- Lib Dem candidate took rival to election court after council result in May
- He claims a Facebook post shared by Labour man broke the rules
- The post allegedly suggests Muslims will ‘go to hell’ for not voting Labour
- Labour candidate denies the Facebook post implies such a message
A Muslim councillor won his seat illegally by implying voters would ‘go to hell’ if they did not back Labour, a court has heard.
Ansar Ali Khan is accused of using Facebook to influence his local Islamic community during the May elections.
An election court heard today that he shared a post on April 15 which claimed Muslim elders inBirmingham were ‘ordering’ followers to vote for his party.
His Liberal Democrat opponent Shamsur Rehman claims it caused devout followers to believe they would be ‘faced with the fire of hell’ if they backed another party.
Cllr Khan, 50, went on to win the Washwood Heath seat with a huge majority of 7,805 – the largest in the city – and 78 per cent of vote.
But Mr Rehman, 47, later launched a legal challenge to have the result declared void.
He accused his opponent of using ‘undue spiritual influence’, meaning Muslims were made to feel it was their religious duty to vote Labour.
The rival politicians appeared before an Election Court held at Birmingham County Court this week.
Representing himself, Mr Rehman said: ‘It is our case that the message conveys that if you don’t vote Labour you are likely to suffer spiritual injury in the hereafter.
‘The punishment that follows if they don’t follow their religion is being faced with the fire of hell. The post is shared by the respondent himself.
‘The court is invited to find that the respondent is guilty of threatening spiritual injury and should declare void the election accordingly.’
Eight Labour politicians – including Birmingham MP Khalid Mahmood – were pictured alongside prominent mosque leader Pir Alauddin Siddiqui in the Facebook post.
It read: ‘All Pir Sahiban and Darbars in Birmingham have ordered Mureeds to Vote Labour in elections’.
Mr Rehman accused Cllr Khan of having a ‘mutually beneficial’ relationship with the mosque leader.
He added: ‘This is my community: I was brought up in it. I know how the politics works here. Trust me. You get told that if you get the mosques under your belt, you will get voted in. This is what happens. The mosques are the kingmakers.
‘He has had many meetings with Pir Siddiqui. There is a relationship over and above the normal relationship. It was mutually beneficial.

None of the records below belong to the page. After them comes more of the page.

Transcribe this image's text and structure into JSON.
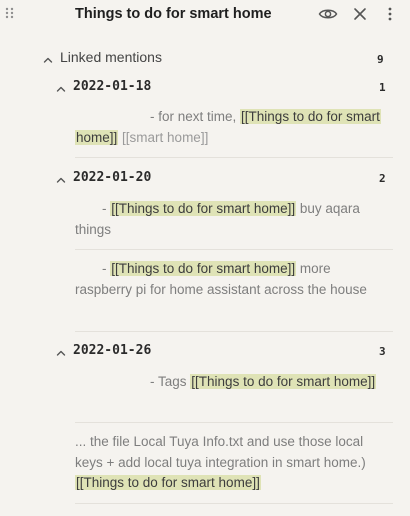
{
  "header": {
    "title": "Things to do for smart home",
    "icons": [
      "drag-handle-icon",
      "eye-icon",
      "close-icon",
      "more-vertical-icon"
    ]
  },
  "linked_mentions": {
    "label": "Linked mentions",
    "count": "9"
  },
  "groups": [
    {
      "date": "2022-01-18",
      "count": "1",
      "refs": [
        {
          "prefix": "- for next time,",
          "link": "[[Things to do for smart home]]",
          "suffix": "[[smart home]]"
        }
      ]
    },
    {
      "date": "2022-01-20",
      "count": "2",
      "refs": [
        {
          "prefix": "-",
          "link": "[[Things to do for smart home]]",
          "suffix": "buy aqara things"
        },
        {
          "prefix": "-",
          "link": "[[Things to do for smart home]]",
          "suffix": "more raspberry pi for home assistant across the house"
        }
      ]
    },
    {
      "date": "2022-01-26",
      "count": "3",
      "refs": [
        {
          "prefix": "- Tags",
          "link": "[[Things to do for smart home]]",
          "suffix": ""
        },
        {
          "prefix": "... the file Local Tuya Info.txt and use those local keys + add local tuya integration in smart home.)",
          "link": "[[Things to do for smart home]]",
          "suffix": ""
        }
      ]
    }
  ],
  "colors": {
    "background": "#f5f3ef",
    "link_highlight": "#dfe3b6",
    "text_muted": "#7e7e7e",
    "text_strong": "#2b2b2b"
  }
}
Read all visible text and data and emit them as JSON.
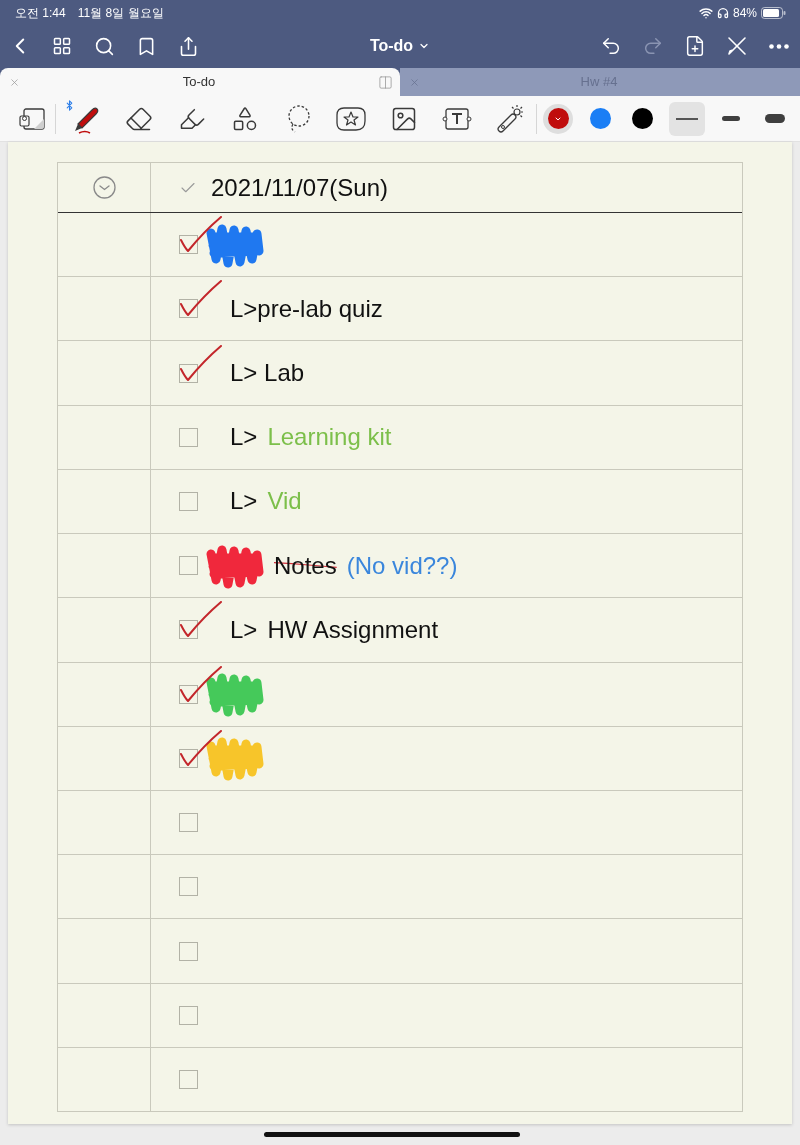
{
  "status_bar": {
    "time": "오전 1:44",
    "date": "11월 8일 월요일",
    "battery": "84%"
  },
  "nav": {
    "title": "To-do",
    "redo_disabled": true
  },
  "tabs": [
    {
      "label": "To-do",
      "selected": true
    },
    {
      "label": "Hw #4",
      "selected": false
    }
  ],
  "toolbar": {
    "stylus_connected": true,
    "tools": [
      {
        "kind": "pen",
        "selected": true
      },
      {
        "kind": "eraser",
        "selected": false
      },
      {
        "kind": "highlighter",
        "selected": false
      },
      {
        "kind": "shapes",
        "selected": false
      },
      {
        "kind": "lasso",
        "selected": false
      },
      {
        "kind": "sticker",
        "selected": false
      },
      {
        "kind": "image",
        "selected": false
      },
      {
        "kind": "text",
        "selected": false
      },
      {
        "kind": "laser",
        "selected": false
      }
    ],
    "colors": [
      {
        "color": "#c00d0d",
        "selected": true
      },
      {
        "color": "#1a7ef5",
        "selected": false
      },
      {
        "color": "#000000",
        "selected": false
      }
    ],
    "widths": [
      {
        "kind": "thin",
        "selected": true
      },
      {
        "kind": "medium",
        "selected": false
      },
      {
        "kind": "thick",
        "selected": false
      }
    ]
  },
  "todo": {
    "date": "2021/11/07(Sun)",
    "rows": [
      {
        "checked": true,
        "parts": [
          {
            "kind": "scribble",
            "color": "#1f78f0"
          }
        ]
      },
      {
        "checked": true,
        "parts": [
          {
            "kind": "ink",
            "text": "L>pre-lab quiz",
            "color": "#111111",
            "struck": false
          }
        ]
      },
      {
        "checked": true,
        "parts": [
          {
            "kind": "ink",
            "text": "L> Lab",
            "color": "#111111",
            "struck": false
          }
        ]
      },
      {
        "checked": false,
        "parts": [
          {
            "kind": "ink",
            "text": "L>",
            "color": "#111111",
            "struck": false
          },
          {
            "kind": "ink",
            "text": "Learning kit",
            "color": "#7cbf4a",
            "struck": false
          }
        ]
      },
      {
        "checked": false,
        "parts": [
          {
            "kind": "ink",
            "text": "L>",
            "color": "#111111",
            "struck": false
          },
          {
            "kind": "ink",
            "text": "Vid",
            "color": "#7cbf4a",
            "struck": false
          }
        ]
      },
      {
        "checked": false,
        "parts": [
          {
            "kind": "scribble",
            "color": "#f0283c"
          },
          {
            "kind": "ink",
            "text": "Notes",
            "color": "#111111",
            "struck": true
          },
          {
            "kind": "ink",
            "text": "(No vid??)",
            "color": "#3a86dc",
            "struck": false
          }
        ]
      },
      {
        "checked": true,
        "parts": [
          {
            "kind": "ink",
            "text": "L>",
            "color": "#111111",
            "struck": false
          },
          {
            "kind": "ink",
            "text": "HW Assignment",
            "color": "#111111",
            "struck": false
          }
        ]
      },
      {
        "checked": true,
        "parts": [
          {
            "kind": "scribble",
            "color": "#45c95a"
          }
        ]
      },
      {
        "checked": true,
        "parts": [
          {
            "kind": "scribble",
            "color": "#f7c52a"
          }
        ]
      },
      {
        "checked": false
      },
      {
        "checked": false
      },
      {
        "checked": false
      },
      {
        "checked": false
      },
      {
        "checked": false
      }
    ]
  }
}
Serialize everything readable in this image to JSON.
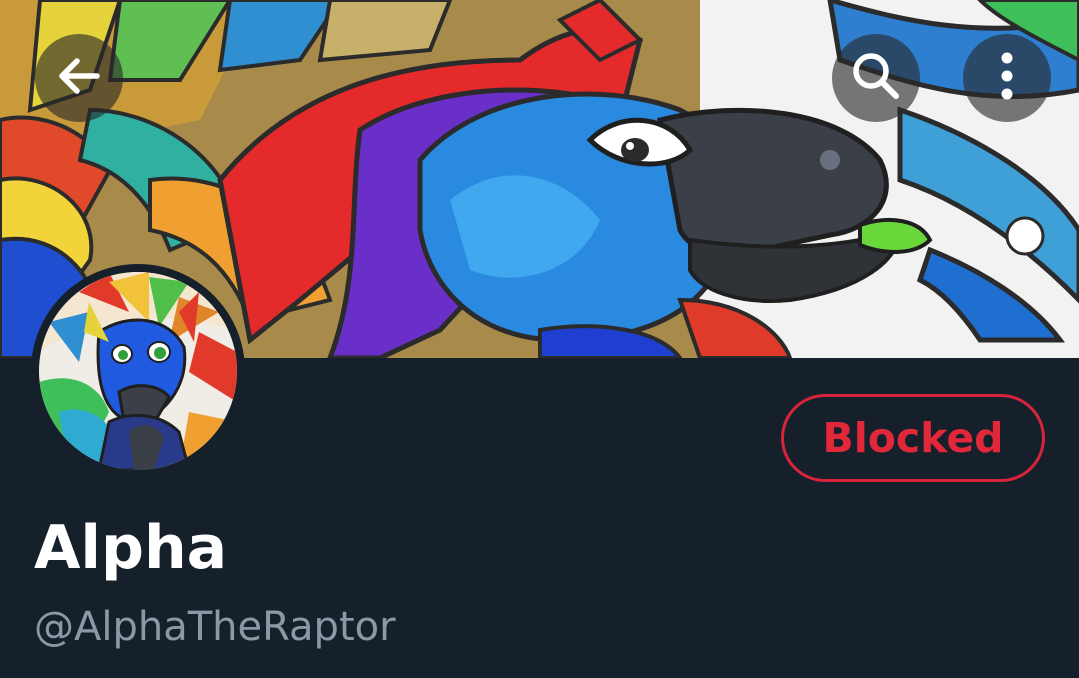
{
  "header": {
    "back_icon": "arrow-left-icon",
    "search_icon": "search-icon",
    "more_icon": "more-vertical-icon"
  },
  "profile": {
    "name": "Alpha",
    "handle": "@AlphaTheRaptor",
    "block_status_label": "Blocked"
  },
  "colors": {
    "background": "#15202b",
    "blocked_accent": "#e0283a",
    "handle_text": "#8b98a5",
    "name_text": "#ffffff"
  }
}
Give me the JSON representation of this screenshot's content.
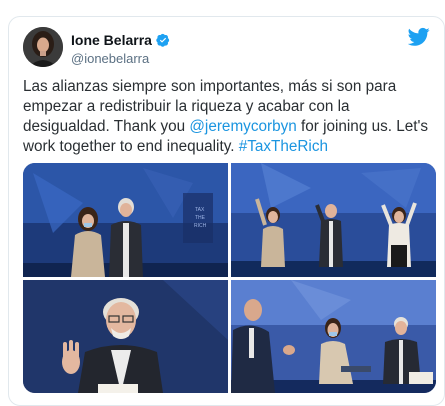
{
  "author": {
    "name": "Ione Belarra",
    "handle": "@ionebelarra",
    "verified": true
  },
  "tweet": {
    "text_before": "Las alianzas siempre son importantes, más si son para empezar a redistribuir la riqueza y acabar con la desigualdad. Thank you ",
    "mention": "@jeremycorbyn",
    "text_middle": " for joining us. Let's work together to end inequality. ",
    "hashtag": "#TaxTheRich"
  },
  "media": {
    "photos": [
      {
        "description": "stage-two-people"
      },
      {
        "description": "stage-waving"
      },
      {
        "description": "speaker-closeup"
      },
      {
        "description": "panel-seated"
      }
    ]
  },
  "icons": {
    "verified": "verified-badge-icon",
    "twitter": "twitter-bird-icon"
  },
  "colors": {
    "brand": "#1da1f2",
    "link": "#1b95e0",
    "handle": "#5b7083"
  }
}
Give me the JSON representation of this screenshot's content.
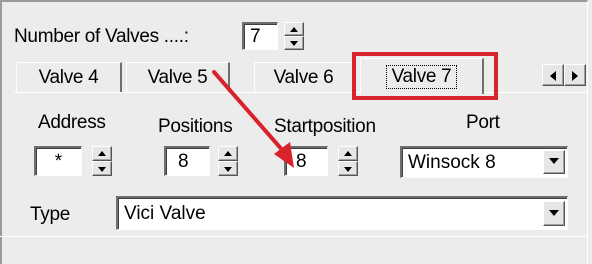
{
  "valves": {
    "count_label": "Number of Valves ....:",
    "count_value": "7"
  },
  "tabs": [
    {
      "label": "Valve 4",
      "active": false
    },
    {
      "label": "Valve 5",
      "active": false
    },
    {
      "label": "Valve 6",
      "active": false
    },
    {
      "label": "Valve 7",
      "active": true
    }
  ],
  "columns": {
    "address": "Address",
    "positions": "Positions",
    "startposition": "Startposition",
    "port": "Port"
  },
  "fields": {
    "address_value": "*",
    "positions_value": "8",
    "startposition_value": "8",
    "port_value": "Winsock 8",
    "type_label": "Type",
    "type_value": "Vici Valve"
  },
  "annotation": {
    "highlight_color": "#d9232b",
    "arrow_color": "#d9232b"
  }
}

You scratch my back and I’ll scratch your back.’
Cllr Khan – who is also chairman of Birmingham City Council’s Hodge Hill district committee – denies the allegations.
Gavin Millar, representing Cllr Khan, said: ‘A threat is a declaration of an intention to punish or hurt.
‘You have to be sure that they constituted an intention to punish or hurt, and the petitioner can’t begin to get to the standard of proof because the words aren’t there.
‘You can’t just speculate as to the consequences of a single post. Given the majority you need a lot of votes to have been affected.
‘You can’t reach these hard-edged conclusions to overturn the result of someone who has won by 7,800 votes.’
He accused Mr Rehman of being ‘hypocritical’ because he had also been photographed with Pir Siddiqui in the run-up to the Milad Muslim festival in April.
Mr Millar added: ‘A photograph was taken of you with Pir Siddiqui at that meeting. A number of photographs were posted of the Pir with you and your colleagues.
‘The truth is that there is absolutely nothing objectionable because Pir Siddiqui offered a platform for activists from all the political parties.’
Mr Millar also questioned why there was no date on the Facebook screenshot.
The case, which is being presided over by Commissioner Timothy Straker QC, continues.